Picture books are often children’s first experience with the world of art. This is a reason I like to choose beautifully illustrated books to read. Barbara Reid’s illustrations are particularly captivating because they have rich details, gorgeous colours and they have texture, which has strong appeal for young children. Throughout the week, plasticine was placed on the art table, along with some of Reid’s books, to encourage the children to look at the pictures for ideas. Some children attended to the shapes that could be made, others to the layers and still others to the markings that could be made in the plasticine. In her book, Playing with Plasticine (Kids Can Press, 1988), Barbara Reid describes how to make basic shapes, tools that can be used for plasticine play (e.g., pencils, wires, toothpicks, combs, hands) and different things that can be created (e.g., plants, animals, people, buildings). There are many ideas that can help children discover the possibilities for working with this medium.
At the end of the week I read Picture a Tree to the children. In addition to exploring plasticine, the children have also been talking about the concept of change.
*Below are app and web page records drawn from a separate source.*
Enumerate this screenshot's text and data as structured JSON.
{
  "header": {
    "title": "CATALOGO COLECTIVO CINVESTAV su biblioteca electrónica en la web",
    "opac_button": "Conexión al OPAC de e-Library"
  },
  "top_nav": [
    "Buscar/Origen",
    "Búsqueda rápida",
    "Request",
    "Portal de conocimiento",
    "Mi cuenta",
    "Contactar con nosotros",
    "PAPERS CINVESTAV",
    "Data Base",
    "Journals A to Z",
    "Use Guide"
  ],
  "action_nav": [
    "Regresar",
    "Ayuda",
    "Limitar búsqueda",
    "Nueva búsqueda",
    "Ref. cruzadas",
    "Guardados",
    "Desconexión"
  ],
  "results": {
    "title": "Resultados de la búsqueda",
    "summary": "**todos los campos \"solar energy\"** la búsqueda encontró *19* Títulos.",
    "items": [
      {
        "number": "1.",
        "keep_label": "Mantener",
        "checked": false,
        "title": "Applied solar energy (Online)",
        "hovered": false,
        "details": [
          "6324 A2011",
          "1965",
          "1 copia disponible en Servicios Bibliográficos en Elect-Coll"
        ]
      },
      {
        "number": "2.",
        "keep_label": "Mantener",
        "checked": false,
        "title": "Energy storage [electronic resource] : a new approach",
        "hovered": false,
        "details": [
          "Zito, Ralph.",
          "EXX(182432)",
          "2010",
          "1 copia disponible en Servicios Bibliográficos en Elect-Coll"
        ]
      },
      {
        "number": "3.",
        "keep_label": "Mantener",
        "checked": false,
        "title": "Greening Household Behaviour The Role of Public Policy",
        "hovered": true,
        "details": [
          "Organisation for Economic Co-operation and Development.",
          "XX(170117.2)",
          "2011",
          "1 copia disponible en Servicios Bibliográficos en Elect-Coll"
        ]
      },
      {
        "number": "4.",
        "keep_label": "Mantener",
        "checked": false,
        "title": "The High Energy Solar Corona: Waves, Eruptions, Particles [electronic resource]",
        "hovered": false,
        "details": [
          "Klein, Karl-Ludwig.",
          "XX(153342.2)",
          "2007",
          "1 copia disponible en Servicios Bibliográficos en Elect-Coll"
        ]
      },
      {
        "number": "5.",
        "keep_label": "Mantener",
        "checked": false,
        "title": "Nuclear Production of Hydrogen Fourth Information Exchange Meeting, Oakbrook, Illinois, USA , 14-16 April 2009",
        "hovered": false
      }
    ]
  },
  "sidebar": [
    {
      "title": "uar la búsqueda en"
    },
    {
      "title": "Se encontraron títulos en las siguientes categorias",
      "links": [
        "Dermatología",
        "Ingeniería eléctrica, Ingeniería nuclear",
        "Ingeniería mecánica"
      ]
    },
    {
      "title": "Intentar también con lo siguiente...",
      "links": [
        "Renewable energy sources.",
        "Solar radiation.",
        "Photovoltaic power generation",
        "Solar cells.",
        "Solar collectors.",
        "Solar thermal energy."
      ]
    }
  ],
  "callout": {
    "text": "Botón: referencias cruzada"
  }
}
What made this book so perfect was that it showed how trees change through each season, but also how our perceptions of trees change, depending on how we choose to look at them (e.g., as protection from the sun, as a place to hide, as a home for different creatures). After we read the story we viewed a video which allowed them to watch Barbara Reid create a scene from one of her books. The link can be viewed at http://www.youtube.com/watch?v=F4aOMVZLEpw. Reid talks about how to work with plasticine, how to combine colours, how to create layers, and how to use drawings as a starting point for creating her art. The children were very interested in watching the first of three videos and it was my hope that what they saw would add to what they had already learned by exploring on their own. I was thrilled when three children who had not yet visited the plasticine table selected this activity, and created art, applying some of the ideas and techniques that they had just learned.
I feel really encouraged to continue with this idea because there are so many illustrators that provide inspiration for learning about particular techniques and using them as a source of personal expression. Stay tuned for future posts on this topic!